- **What this task involves**:
Please output the entries below from the line that contains "Read all visible content and emit it as JSON." through the final line, reproduced exactly and alone.

- **Input**:
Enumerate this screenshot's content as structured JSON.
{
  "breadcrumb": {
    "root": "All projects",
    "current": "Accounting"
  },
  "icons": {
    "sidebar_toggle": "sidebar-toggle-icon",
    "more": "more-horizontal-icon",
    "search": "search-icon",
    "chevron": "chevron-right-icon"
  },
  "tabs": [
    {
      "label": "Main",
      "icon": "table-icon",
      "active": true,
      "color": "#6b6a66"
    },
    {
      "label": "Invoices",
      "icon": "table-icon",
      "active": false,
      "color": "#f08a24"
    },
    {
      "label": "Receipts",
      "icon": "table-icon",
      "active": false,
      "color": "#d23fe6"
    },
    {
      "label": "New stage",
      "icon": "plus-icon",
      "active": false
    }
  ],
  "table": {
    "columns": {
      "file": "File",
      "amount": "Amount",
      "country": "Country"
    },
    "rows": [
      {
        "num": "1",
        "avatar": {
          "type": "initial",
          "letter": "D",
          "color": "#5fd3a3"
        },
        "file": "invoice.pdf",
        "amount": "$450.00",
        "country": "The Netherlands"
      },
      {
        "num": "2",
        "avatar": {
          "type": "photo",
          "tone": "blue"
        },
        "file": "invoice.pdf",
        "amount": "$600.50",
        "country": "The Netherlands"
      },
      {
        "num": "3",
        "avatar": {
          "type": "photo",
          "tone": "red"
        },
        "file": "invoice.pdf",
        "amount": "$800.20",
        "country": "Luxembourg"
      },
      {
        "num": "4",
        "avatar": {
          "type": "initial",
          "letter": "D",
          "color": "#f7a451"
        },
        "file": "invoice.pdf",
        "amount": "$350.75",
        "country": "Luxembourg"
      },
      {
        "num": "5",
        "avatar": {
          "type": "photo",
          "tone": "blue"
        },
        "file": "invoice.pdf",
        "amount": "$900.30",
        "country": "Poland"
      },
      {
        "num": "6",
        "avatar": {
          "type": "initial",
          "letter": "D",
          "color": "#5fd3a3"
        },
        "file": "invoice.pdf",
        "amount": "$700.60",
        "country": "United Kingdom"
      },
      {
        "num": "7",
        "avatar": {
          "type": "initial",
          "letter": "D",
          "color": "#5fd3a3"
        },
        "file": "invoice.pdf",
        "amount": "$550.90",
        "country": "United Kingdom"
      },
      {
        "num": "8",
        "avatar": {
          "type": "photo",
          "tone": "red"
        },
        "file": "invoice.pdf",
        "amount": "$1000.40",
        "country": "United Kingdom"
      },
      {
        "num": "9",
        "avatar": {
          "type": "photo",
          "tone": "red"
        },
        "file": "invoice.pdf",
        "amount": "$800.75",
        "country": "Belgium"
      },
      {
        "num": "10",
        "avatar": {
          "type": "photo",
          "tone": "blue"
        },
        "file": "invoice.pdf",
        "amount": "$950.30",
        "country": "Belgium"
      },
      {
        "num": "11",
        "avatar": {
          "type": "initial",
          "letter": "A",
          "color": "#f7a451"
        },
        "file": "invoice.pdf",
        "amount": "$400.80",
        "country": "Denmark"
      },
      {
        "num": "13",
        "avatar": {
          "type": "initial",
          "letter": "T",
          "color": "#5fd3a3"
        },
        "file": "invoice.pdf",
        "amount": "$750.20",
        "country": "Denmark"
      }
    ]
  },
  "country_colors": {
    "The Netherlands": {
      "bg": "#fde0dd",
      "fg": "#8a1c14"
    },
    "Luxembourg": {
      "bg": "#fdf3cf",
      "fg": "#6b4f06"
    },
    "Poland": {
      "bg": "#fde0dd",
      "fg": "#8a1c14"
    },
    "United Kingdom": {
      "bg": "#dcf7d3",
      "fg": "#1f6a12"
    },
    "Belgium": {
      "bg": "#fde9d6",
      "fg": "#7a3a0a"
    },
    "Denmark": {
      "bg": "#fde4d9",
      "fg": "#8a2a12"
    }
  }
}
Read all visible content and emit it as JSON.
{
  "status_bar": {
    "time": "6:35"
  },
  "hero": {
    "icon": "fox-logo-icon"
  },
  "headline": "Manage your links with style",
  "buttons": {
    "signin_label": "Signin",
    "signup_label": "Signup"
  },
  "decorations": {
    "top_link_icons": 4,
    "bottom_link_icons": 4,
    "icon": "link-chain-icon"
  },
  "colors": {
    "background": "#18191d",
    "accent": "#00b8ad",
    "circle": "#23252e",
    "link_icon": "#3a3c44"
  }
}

- **Solution to this task**:
Read all visible content and emit it as JSON.
{
  "status_bar": {
    "time": "6:35"
  },
  "hero": {
    "icon": "fox-logo-icon"
  },
  "headline": "Manage your links with style",
  "buttons": {
    "signin_label": "Signin",
    "signup_label": "Signup"
  },
  "decorations": {
    "top_link_icons": 4,
    "bottom_link_icons": 4,
    "icon": "link-chain-icon"
  },
  "colors": {
    "background": "#18191d",
    "accent": "#00b8ad",
    "circle": "#23252e",
    "link_icon": "#3a3c44"
  }
}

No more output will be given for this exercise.